The atom is affected by its local conditions (electromagnetic and gravitational fields, etc), but there are innumerable ways of establishing any particular desired fields locally to the atom.

This causes challenges when, for example, you want to infer the electrical brain activity in a patient based on measurements of electromagnetic fields at the surface. Unfortunately, there are multiple ways that electrical currents could have been arranged in three-dimensional space inside the brain to create the same observed measurements at the surface, so it's not always possible to "invert" the measurements directly without some other knowledge.

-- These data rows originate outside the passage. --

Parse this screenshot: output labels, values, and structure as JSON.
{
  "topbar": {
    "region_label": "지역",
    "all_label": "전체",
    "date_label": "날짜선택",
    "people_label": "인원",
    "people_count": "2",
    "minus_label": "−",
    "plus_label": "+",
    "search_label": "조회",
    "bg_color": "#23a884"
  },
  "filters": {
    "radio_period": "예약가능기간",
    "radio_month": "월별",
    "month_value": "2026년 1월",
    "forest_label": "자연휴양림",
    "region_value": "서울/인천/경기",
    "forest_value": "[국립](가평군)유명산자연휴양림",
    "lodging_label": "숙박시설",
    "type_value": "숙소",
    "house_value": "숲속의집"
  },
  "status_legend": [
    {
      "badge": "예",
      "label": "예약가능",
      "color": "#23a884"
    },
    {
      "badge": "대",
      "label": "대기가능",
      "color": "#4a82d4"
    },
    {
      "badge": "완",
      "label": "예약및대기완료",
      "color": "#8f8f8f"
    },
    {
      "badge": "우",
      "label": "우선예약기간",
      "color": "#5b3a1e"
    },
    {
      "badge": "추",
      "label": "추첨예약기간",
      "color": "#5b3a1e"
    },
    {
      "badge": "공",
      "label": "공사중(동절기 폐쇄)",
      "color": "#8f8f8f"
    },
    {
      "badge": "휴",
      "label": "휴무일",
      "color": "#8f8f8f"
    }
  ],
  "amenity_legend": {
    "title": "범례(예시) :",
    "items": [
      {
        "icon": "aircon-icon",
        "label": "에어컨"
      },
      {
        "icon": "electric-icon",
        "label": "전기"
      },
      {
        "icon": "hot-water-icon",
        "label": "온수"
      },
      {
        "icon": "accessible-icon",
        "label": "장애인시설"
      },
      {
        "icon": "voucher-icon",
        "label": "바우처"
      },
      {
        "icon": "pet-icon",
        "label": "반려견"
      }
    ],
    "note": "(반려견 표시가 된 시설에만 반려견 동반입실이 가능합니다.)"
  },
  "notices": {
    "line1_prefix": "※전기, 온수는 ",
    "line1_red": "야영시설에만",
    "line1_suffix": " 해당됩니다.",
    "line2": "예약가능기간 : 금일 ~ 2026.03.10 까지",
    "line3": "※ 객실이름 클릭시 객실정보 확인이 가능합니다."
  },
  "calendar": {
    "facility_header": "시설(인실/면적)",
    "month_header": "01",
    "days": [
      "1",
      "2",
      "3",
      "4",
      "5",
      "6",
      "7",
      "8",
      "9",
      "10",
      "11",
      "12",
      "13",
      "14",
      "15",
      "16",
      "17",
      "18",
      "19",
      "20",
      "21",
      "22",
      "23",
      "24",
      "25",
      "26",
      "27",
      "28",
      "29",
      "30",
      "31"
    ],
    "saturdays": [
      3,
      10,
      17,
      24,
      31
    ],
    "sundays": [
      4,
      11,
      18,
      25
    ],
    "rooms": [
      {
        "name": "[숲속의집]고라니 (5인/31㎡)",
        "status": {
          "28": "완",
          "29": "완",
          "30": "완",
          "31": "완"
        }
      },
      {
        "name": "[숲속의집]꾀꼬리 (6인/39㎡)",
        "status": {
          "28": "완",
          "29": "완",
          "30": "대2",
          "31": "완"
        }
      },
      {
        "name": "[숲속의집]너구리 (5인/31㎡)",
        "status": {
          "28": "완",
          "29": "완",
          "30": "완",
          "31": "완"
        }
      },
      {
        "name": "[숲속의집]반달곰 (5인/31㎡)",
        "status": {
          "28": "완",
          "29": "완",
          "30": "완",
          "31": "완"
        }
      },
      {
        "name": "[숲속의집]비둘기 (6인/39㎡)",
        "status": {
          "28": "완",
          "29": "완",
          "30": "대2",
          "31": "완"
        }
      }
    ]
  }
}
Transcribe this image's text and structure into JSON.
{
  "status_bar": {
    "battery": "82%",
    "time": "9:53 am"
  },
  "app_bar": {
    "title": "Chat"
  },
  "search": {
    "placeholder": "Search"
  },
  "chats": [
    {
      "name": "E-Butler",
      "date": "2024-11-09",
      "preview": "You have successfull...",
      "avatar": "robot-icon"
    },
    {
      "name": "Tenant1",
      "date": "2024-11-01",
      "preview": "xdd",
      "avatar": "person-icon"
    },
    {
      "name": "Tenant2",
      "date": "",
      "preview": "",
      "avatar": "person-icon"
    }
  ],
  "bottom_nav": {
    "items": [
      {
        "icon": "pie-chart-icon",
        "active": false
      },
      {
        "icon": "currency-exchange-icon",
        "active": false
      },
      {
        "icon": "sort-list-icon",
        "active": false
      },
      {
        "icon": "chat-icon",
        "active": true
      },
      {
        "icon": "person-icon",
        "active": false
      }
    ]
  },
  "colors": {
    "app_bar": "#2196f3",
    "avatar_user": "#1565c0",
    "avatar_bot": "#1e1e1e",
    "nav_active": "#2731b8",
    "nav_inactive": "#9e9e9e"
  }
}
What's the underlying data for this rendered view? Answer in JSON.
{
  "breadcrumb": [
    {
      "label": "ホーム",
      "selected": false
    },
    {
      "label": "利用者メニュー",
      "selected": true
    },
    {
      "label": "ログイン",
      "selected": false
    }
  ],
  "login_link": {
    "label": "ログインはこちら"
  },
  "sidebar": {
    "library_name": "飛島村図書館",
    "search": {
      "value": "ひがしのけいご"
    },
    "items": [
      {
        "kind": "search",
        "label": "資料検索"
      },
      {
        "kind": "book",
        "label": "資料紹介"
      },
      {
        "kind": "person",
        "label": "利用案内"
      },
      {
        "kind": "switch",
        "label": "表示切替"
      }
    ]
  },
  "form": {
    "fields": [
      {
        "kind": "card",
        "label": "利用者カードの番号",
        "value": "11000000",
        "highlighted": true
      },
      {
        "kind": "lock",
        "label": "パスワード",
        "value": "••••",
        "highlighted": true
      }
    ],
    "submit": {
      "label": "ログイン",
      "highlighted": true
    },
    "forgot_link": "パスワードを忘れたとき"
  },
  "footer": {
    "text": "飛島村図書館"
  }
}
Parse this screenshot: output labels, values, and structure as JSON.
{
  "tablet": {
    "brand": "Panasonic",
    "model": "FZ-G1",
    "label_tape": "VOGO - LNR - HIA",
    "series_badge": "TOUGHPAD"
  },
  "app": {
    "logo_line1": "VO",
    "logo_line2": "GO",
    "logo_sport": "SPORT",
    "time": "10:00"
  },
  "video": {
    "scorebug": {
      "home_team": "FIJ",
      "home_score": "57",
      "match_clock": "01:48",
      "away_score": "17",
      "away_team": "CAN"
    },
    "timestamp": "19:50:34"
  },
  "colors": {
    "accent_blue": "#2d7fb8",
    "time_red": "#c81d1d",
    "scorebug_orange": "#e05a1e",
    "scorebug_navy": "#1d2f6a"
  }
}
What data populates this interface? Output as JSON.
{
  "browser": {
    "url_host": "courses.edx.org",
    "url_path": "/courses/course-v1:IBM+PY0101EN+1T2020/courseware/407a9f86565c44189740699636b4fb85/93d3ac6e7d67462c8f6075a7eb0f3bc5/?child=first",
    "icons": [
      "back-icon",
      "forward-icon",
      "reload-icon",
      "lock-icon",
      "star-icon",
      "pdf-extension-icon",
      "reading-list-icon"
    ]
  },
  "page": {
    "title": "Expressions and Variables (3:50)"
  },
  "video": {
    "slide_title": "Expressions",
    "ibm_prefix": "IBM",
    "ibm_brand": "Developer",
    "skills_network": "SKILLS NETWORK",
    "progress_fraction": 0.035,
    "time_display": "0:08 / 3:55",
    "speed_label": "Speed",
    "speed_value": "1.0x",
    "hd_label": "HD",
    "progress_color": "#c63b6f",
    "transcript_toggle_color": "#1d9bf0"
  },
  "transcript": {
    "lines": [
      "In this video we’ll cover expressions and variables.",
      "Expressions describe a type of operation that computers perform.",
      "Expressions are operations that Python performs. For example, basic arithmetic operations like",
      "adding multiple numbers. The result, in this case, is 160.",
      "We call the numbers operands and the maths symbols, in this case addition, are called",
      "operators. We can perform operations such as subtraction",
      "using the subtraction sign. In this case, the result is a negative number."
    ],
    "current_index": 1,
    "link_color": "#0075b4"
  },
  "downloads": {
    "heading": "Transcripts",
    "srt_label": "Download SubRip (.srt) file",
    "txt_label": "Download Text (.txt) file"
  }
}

This isn't a problem of measurement precision; a finer grid of electrodes won't solve it (although it may help rule out some possibilities).

comment by [deleted] · 2015-03-15T01:08:58.878Z · score: 2 (2 votes) · LW · GW

Thx so much for the link above!

Since I am not a scientist I didn't know about the inverse problem, but I had thought about that intuitively.

I think it's true that a current state of an atom, in a 3 dimensional context, may be achieved through multiple histories or even manipulated by a living being who wants to "cheat the system".

But in a 4 dimensional context, where the coordinates on a base field (maybe Higgs field), which could also be called time, are included, that would eliminate the possibility of recreating the same position for different stories since time happens only once, in a forward motion, and thus making that state unique and irreplaceable.

I think a position of height x, width y, and depth z is replicable the way you say above.

But, is a position of height x, width y, depth z, at time w (considering a single time line since the big bang) replicable?

If yes then the inverse problem refutes my original idea in this thread, if not IMO it is still possible to reverse-understand the universe that way.

comment by jbay · 2015-03-15T17:07:42.725Z · score: 2 (2 votes) · LW · GW

Ah, hmm.... Maybe! If you include the entire history of the atom, then I'm not actually sure. That's a tough question, and a good question =)

comment by Jiro · 2015-03-13T17:08:55.410Z · score: 1 (3 votes) · LW · GW

If you can only measure them to some finite precision, they may not have more precision than that.

comment by Nanashi · 2015-03-13T17:09:54.906Z · score: 0 (0 votes) · LW · GW

If you want to jump into the deep-end of the sci-fi pool, it's convincingly arguable that with a complete enough grasp of the physical laws, and sufficient processing power, you can reconstruct a past state up to Xs into the past and with Y% accuracy. (Of course "accuracy" is a pretty arbitrary measure).

For example, using the current trajectory of a baseball, it's fairly trivial to deduce where it came from 1.5 seconds in the past with, say, 99% accuracy. Now just extend that process to the entire Earth. It would be earth-shatteringly difficult, of course. And of course there are a hundred and one open questions about the nature of consciousness, whether a person reconstructed in such a fashion would be the "same" person, and of course the problem that describing a system isn't the same as reconstructing a system in reality.

But it's not impossible given our current understanding of the universe.

EDIT Somehow I missed the above post. Which covers all this.